I was speechless. I’m a philosophy major! And I find my probably prejudicially incomplete knowledge of quantum physics a fascinating complement to my likely horribly distorted conception of Buddhism! For god sakes, I sleep with a copy of the Interpretation of Dreams under my pillow just in case! And I want to be a big time intellectual! Unironically!
“Was that the sort of thing kids read those days?”
“Oh yeah. We read Heller, Salinger, Hesse, Camus; I wrote a paper once comparing Catcher in the Rye to the Stranger for a modern lit class. Professor was the most interesting part of that class; he resigned the next year and set up in Menlo Park, turning people on for a fee. It was a different time back then.”
“I hear that a lot.”
“It’s true. We were trying to change the world. It’s hard to imagine now, but Peace and Love, the idea that you should actually be aware of how you live your life, it was all revolutionary. We were trying to live like no one had ever lived before, we were trying to wake up.”
They were also probably the last generation to honestly believe they could change the world. The last generation to think that there was something to wake up for. For whatever reason the wave broke and rolled back, leaving scummy pools of Anarchists, artists, Beats, Buddhists, Hippies, potheads, psychonauts, reactionaries and rebels splattered across the desert from San Francisco to Seattle. Even the kids these days that still think they can change the world, or at least know it needs changing are reading the books their parents read back when they thought they could do it. We read Heller and Salinger and Camus because we don’t have anyone who can write like they did. Where did the 60s go? What happened to the revolution you promised us? Has it really been reduced to Che Guevara’s head (for 5 points name the country of his birth*) and ironic facial hair (what does that even mean? mutton chops on a vegetarian?)?
“Well… Hopefully it was all a preparation for something. Take care, kid.”

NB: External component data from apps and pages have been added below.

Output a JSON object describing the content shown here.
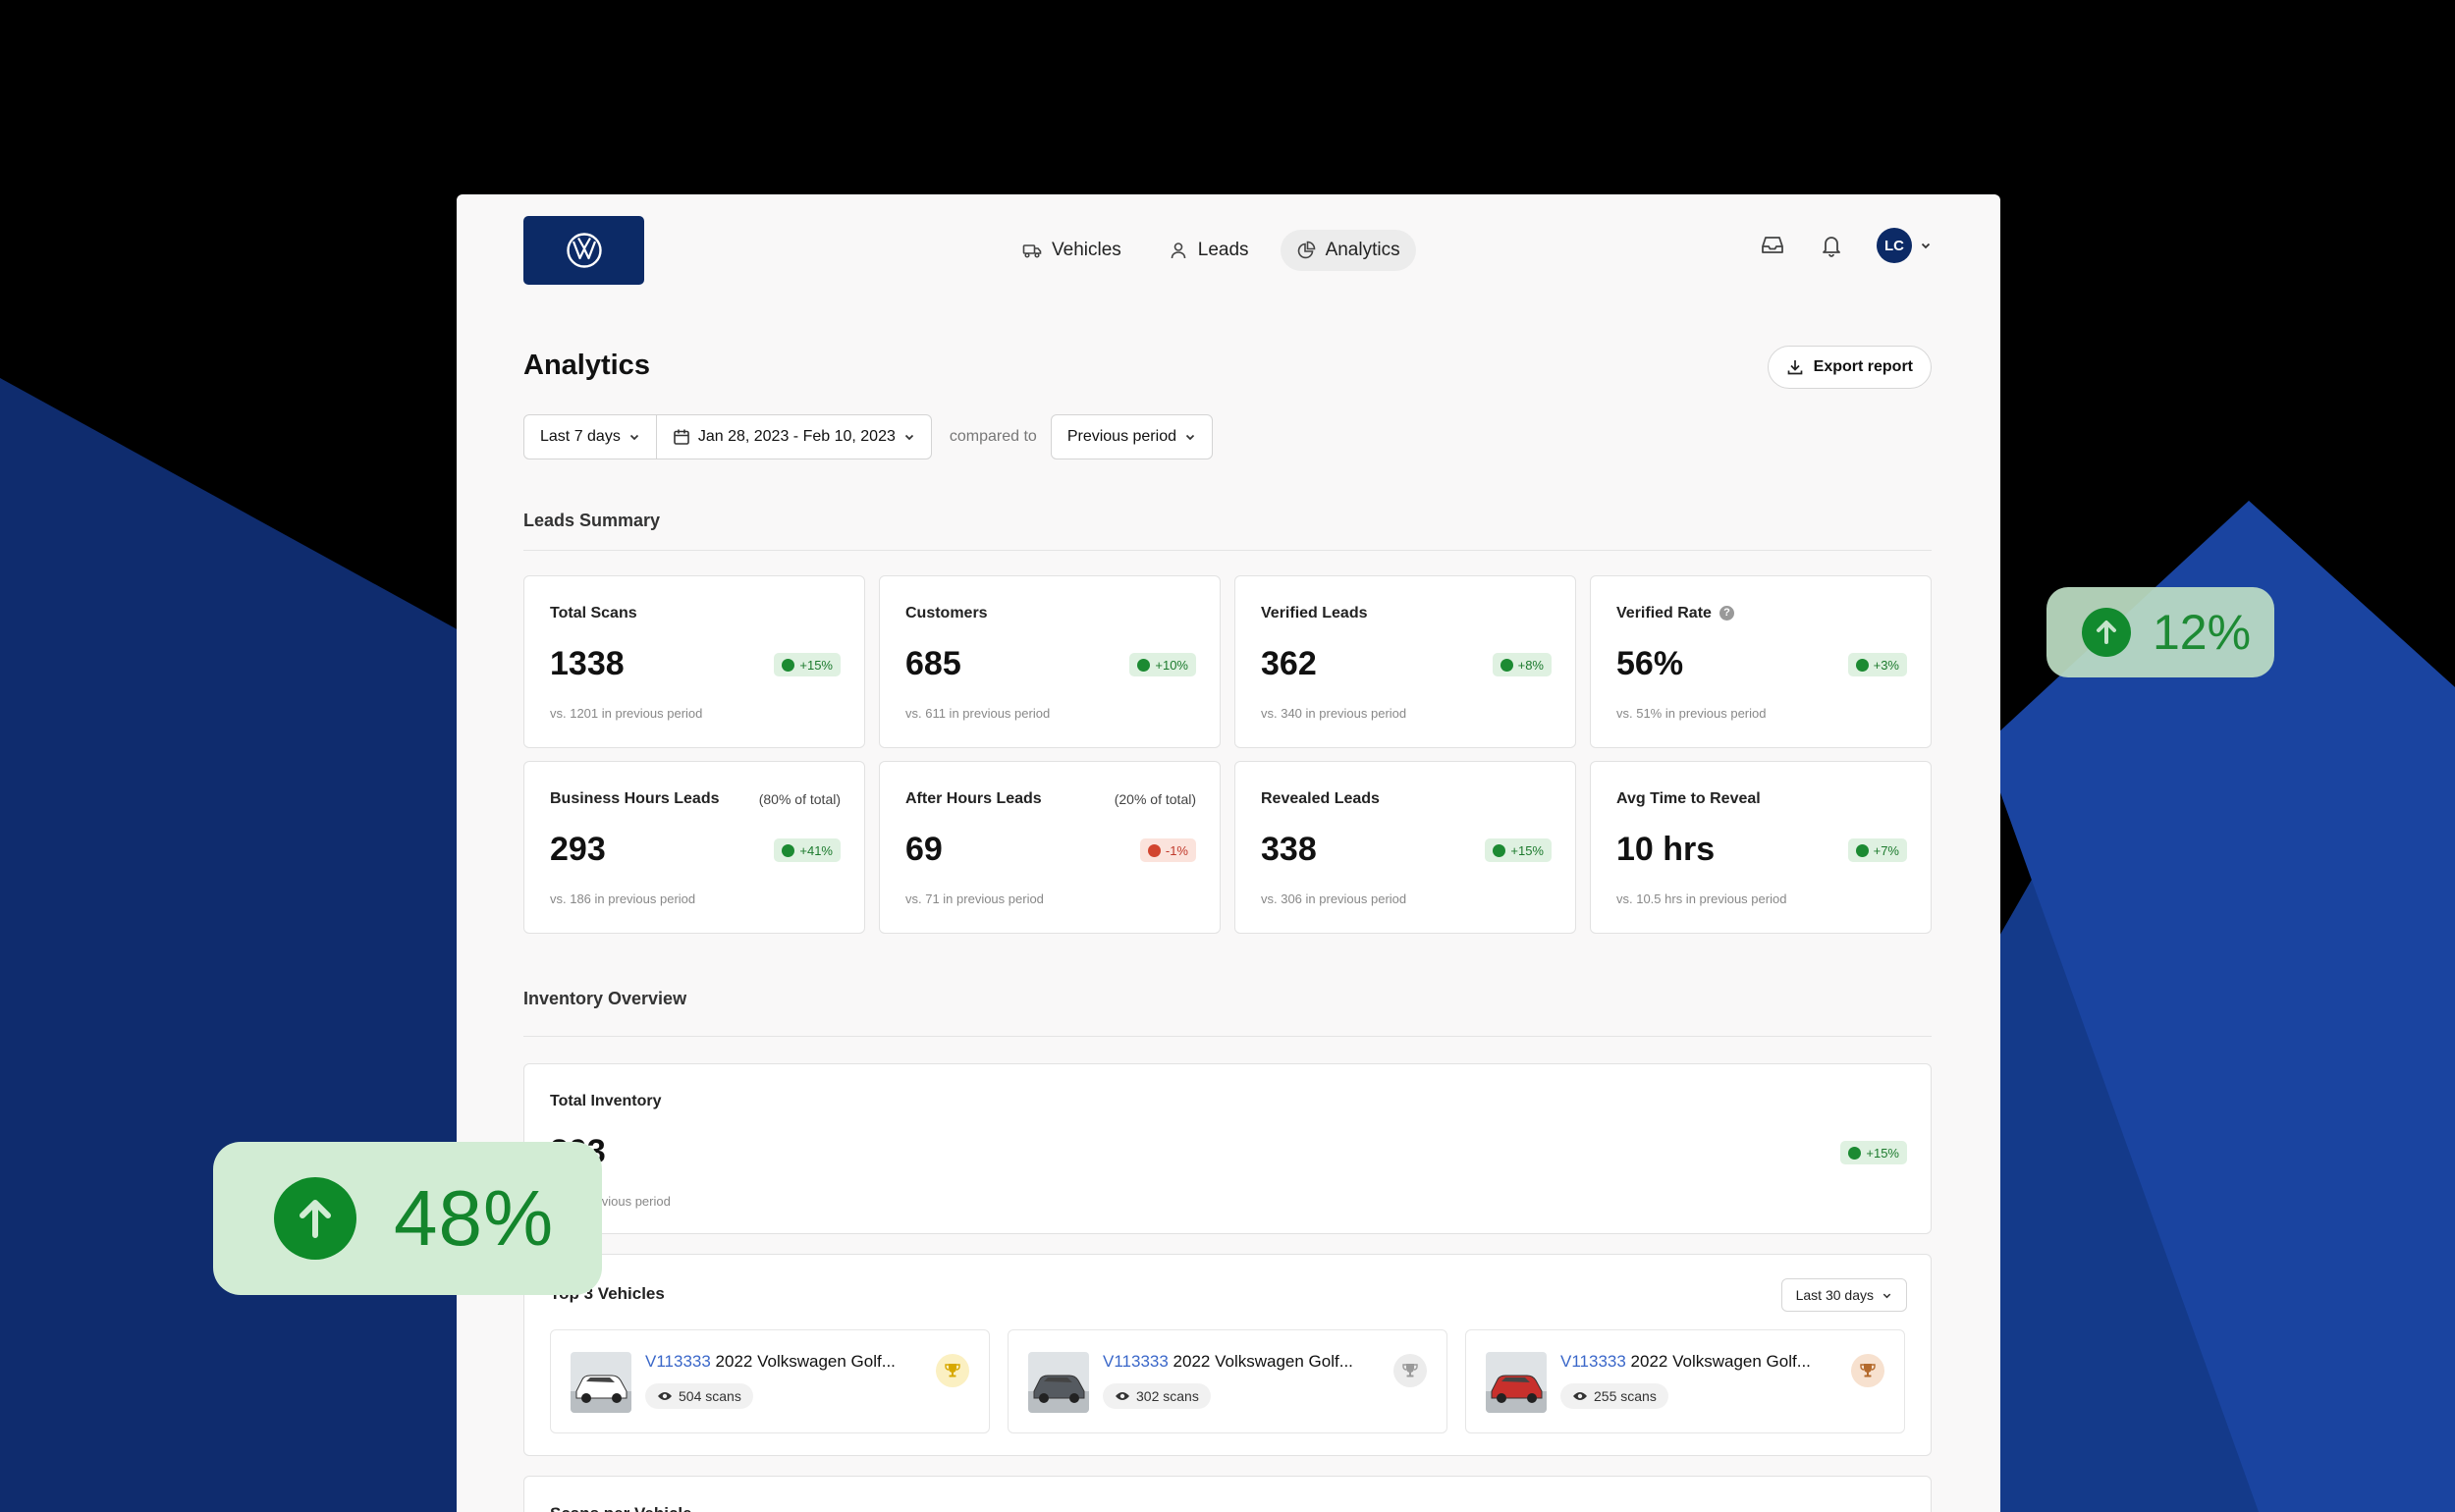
{
  "colors": {
    "brand": "#0c2a66",
    "positive": "#1c8a32",
    "negative": "#d2452f",
    "link": "#3a67c9"
  },
  "nav": {
    "items": [
      {
        "label": "Vehicles",
        "icon": "truck-icon"
      },
      {
        "label": "Leads",
        "icon": "user-icon"
      },
      {
        "label": "Analytics",
        "icon": "pie-chart-icon",
        "active": true
      }
    ]
  },
  "user": {
    "initials": "LC"
  },
  "page": {
    "title": "Analytics",
    "export_label": "Export report"
  },
  "filters": {
    "range": "Last 7 days",
    "dates": "Jan 28, 2023 - Feb 10, 2023",
    "compared_to": "compared to",
    "comparison": "Previous period"
  },
  "leads_summary": {
    "title": "Leads Summary",
    "cards": [
      {
        "label": "Total Scans",
        "sub": "",
        "value": "1338",
        "change": "+15%",
        "direction": "up",
        "note": "vs. 1201 in previous period"
      },
      {
        "label": "Customers",
        "sub": "",
        "value": "685",
        "change": "+10%",
        "direction": "up",
        "note": "vs. 611 in previous period"
      },
      {
        "label": "Verified Leads",
        "sub": "",
        "value": "362",
        "change": "+8%",
        "direction": "up",
        "note": "vs. 340 in previous period"
      },
      {
        "label": "Verified Rate",
        "sub": "",
        "value": "56%",
        "change": "+3%",
        "direction": "up",
        "note": "vs. 51% in previous period",
        "info": "?"
      },
      {
        "label": "Business Hours Leads",
        "sub": "(80% of total)",
        "value": "293",
        "change": "+41%",
        "direction": "up",
        "note": "vs. 186 in previous period"
      },
      {
        "label": "After Hours Leads",
        "sub": "(20% of total)",
        "value": "69",
        "change": "-1%",
        "direction": "down",
        "note": "vs. 71 in previous period"
      },
      {
        "label": "Revealed Leads",
        "sub": "",
        "value": "338",
        "change": "+15%",
        "direction": "up",
        "note": "vs. 306 in previous period"
      },
      {
        "label": "Avg Time to Reveal",
        "sub": "",
        "value": "10 hrs",
        "change": "+7%",
        "direction": "up",
        "note": "vs. 10.5 hrs in previous period"
      }
    ]
  },
  "inventory": {
    "title": "Inventory Overview",
    "total_label": "Total Inventory",
    "total_value": "303",
    "change": "+15%",
    "note": "vs. in previous period"
  },
  "top3": {
    "title": "Top 3 Vehicles",
    "period": "Last 30 days",
    "vehicles": [
      {
        "id": "V113333",
        "name": "2022 Volkswagen Golf...",
        "scans": "504 scans",
        "rank": "gold-trophy-icon",
        "color": "#ffffff"
      },
      {
        "id": "V113333",
        "name": "2022 Volkswagen Golf...",
        "scans": "302 scans",
        "rank": "silver-trophy-icon",
        "color": "#555a60"
      },
      {
        "id": "V113333",
        "name": "2022 Volkswagen Golf...",
        "scans": "255 scans",
        "rank": "bronze-trophy-icon",
        "color": "#c8302c"
      }
    ]
  },
  "scans_per_vehicle": {
    "title": "Scans per Vehicle"
  },
  "overlays": {
    "big": "48%",
    "small": "12%"
  }
}
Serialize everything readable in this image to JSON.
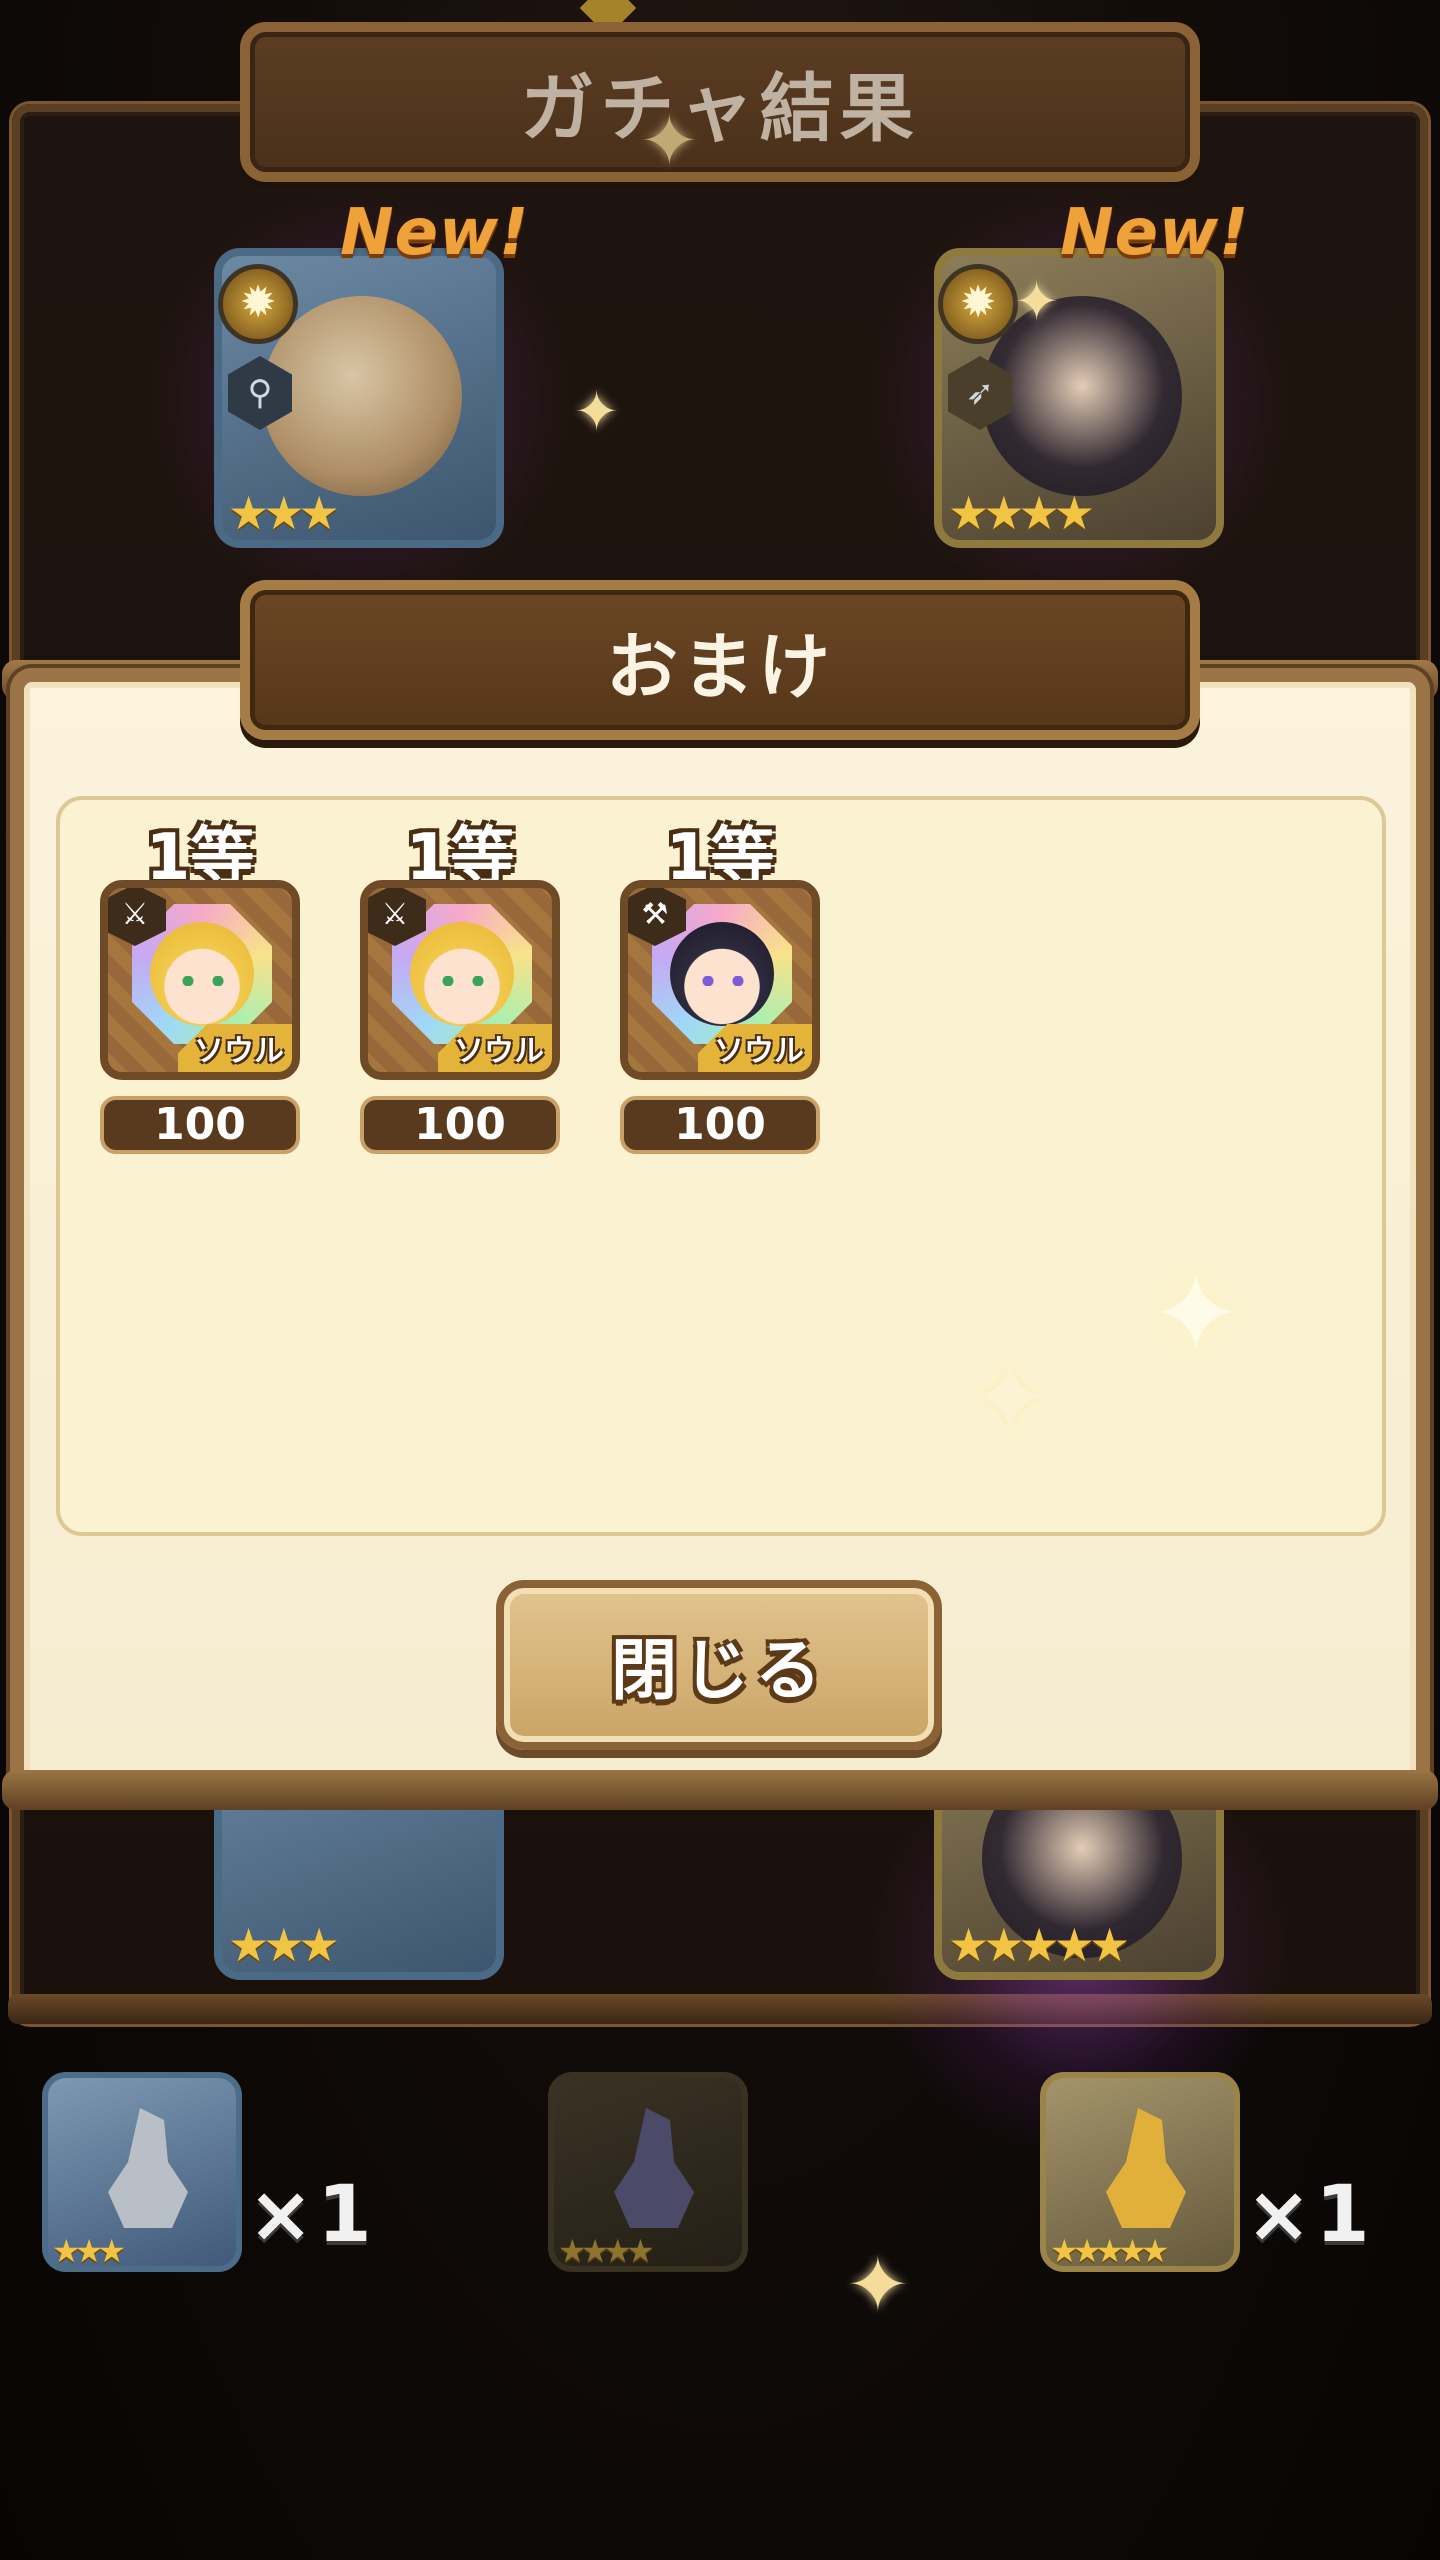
{
  "header": {
    "title": "ガチャ結果"
  },
  "gacha_results": [
    {
      "new_label": "New!",
      "stars": "★★★",
      "rarity": 3,
      "weapon_icon": "staff-icon",
      "emblem_icon": "sun-icon"
    },
    {
      "new_label": "New!",
      "stars": "★★★★",
      "rarity": 4,
      "weapon_icon": "bow-icon",
      "emblem_icon": "sun-icon"
    },
    {
      "stars": "★★★",
      "rarity": 3
    },
    {
      "stars": "★★★★★",
      "rarity": 5
    }
  ],
  "bonus_modal": {
    "title": "おまけ",
    "rewards": [
      {
        "rank": "1等",
        "type_label": "ソウル",
        "quantity": "100",
        "type_icon": "sword-icon"
      },
      {
        "rank": "1等",
        "type_label": "ソウル",
        "quantity": "100",
        "type_icon": "sword-icon"
      },
      {
        "rank": "1等",
        "type_label": "ソウル",
        "quantity": "100",
        "type_icon": "hammer-icon"
      }
    ],
    "close_label": "閉じる"
  },
  "statues": [
    {
      "stars": "★★★",
      "rarity": 3,
      "count": "×1"
    },
    {
      "stars": "★★★★",
      "rarity": 4,
      "count": ""
    },
    {
      "stars": "★★★★★",
      "rarity": 5,
      "count": "×1"
    }
  ],
  "colors": {
    "frame": "#9a7446",
    "panel": "#fbf2d1",
    "accent_new": "#f0a23a",
    "glow": "#ad4dd6"
  }
}
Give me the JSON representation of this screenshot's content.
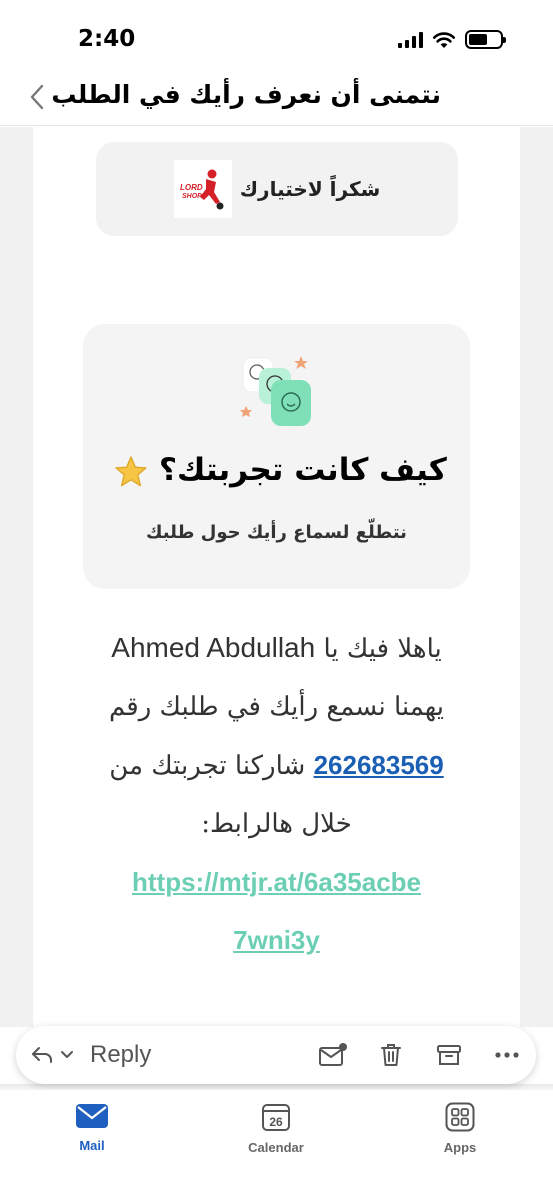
{
  "status": {
    "time": "2:40"
  },
  "nav": {
    "title": "نتمنى أن نعرف رأيك في الطلب"
  },
  "email": {
    "thanks_text": "شكراً لاختيارك",
    "logo_text_1": "LORD",
    "logo_text_2": "SHOP",
    "experience_title": "كيف كانت تجربتك؟",
    "experience_subtitle": "نتطلّع لسماع رأيك حول طلبك",
    "greeting_prefix": "ياهلا فيك يا ",
    "customer_name": "Ahmed Abdullah",
    "middle_text": " يهمنا نسمع رأيك في طلبك رقم ",
    "order_number": "262683569",
    "after_order_text": " شاركنا تجربتك من خلال هالرابط: ",
    "feedback_url": "https://mtjr.at/6a35acbe7wni3y"
  },
  "action_bar": {
    "reply_label": "Reply"
  },
  "tabs": [
    {
      "label": "Mail",
      "active": true
    },
    {
      "label": "Calendar",
      "active": false,
      "day": "26"
    },
    {
      "label": "Apps",
      "active": false
    }
  ],
  "colors": {
    "accent": "#1f5fbf",
    "link_green": "#6ccfb3",
    "order_link": "#1a5fb4",
    "logo_red": "#d62027"
  }
}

[Editorial Note: while the above is loosely based in reality, the emphasis is on ‘loosely.’ The Author does not intend to accurately represent a conversation as it took place, and any similarities to real events are entirely adventitious.]